Stored records:
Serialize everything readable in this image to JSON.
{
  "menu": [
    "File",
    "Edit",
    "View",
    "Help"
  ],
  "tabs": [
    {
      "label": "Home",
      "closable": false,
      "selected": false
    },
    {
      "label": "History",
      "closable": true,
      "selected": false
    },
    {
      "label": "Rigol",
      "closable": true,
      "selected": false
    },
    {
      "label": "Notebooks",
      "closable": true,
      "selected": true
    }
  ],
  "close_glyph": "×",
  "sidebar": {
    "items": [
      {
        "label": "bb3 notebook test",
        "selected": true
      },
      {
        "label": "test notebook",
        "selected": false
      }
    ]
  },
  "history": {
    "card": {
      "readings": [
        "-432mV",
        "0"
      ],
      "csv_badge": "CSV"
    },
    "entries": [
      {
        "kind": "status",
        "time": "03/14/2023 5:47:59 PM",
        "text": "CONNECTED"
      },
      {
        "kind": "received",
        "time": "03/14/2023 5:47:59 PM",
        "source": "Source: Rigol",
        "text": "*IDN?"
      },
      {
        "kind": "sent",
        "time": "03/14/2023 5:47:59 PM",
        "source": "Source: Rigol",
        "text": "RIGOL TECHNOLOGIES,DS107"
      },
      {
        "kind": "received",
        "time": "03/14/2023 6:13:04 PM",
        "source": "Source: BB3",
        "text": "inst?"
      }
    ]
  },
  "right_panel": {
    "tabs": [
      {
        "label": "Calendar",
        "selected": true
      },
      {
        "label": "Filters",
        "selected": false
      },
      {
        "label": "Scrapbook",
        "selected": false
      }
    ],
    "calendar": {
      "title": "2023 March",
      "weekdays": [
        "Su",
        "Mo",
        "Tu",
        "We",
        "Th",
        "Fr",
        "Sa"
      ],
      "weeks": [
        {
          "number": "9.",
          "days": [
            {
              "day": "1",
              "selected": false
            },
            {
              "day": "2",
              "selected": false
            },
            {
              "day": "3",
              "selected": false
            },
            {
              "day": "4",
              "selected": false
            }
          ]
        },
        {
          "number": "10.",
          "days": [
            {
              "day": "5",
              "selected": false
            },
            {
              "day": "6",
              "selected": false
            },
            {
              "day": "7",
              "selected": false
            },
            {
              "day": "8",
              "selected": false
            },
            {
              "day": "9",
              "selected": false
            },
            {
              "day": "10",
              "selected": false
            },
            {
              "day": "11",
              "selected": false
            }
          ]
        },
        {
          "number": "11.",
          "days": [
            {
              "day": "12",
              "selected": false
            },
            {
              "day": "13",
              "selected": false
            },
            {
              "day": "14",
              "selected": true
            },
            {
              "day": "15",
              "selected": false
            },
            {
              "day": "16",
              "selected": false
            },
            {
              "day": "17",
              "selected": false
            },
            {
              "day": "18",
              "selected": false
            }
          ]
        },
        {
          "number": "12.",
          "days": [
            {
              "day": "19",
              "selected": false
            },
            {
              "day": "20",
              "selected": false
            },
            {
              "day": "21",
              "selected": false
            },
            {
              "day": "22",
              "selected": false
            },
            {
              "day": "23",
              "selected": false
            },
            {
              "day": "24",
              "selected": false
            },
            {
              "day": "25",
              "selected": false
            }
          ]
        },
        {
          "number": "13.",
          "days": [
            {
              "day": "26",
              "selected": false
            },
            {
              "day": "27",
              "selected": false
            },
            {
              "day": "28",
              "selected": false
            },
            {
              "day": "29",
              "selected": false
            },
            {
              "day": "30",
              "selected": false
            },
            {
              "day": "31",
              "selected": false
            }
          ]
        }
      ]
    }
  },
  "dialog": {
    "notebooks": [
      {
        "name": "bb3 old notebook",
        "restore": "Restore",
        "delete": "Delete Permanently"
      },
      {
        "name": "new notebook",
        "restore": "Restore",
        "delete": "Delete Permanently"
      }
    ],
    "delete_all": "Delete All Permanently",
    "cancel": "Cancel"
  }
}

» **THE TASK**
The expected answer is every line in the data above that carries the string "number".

» **SOLUTION FOR THIS TASK**
          "number": "9.",
          "number": "10.",
          "number": "11.",
          "number": "12.",
          "number": "13.",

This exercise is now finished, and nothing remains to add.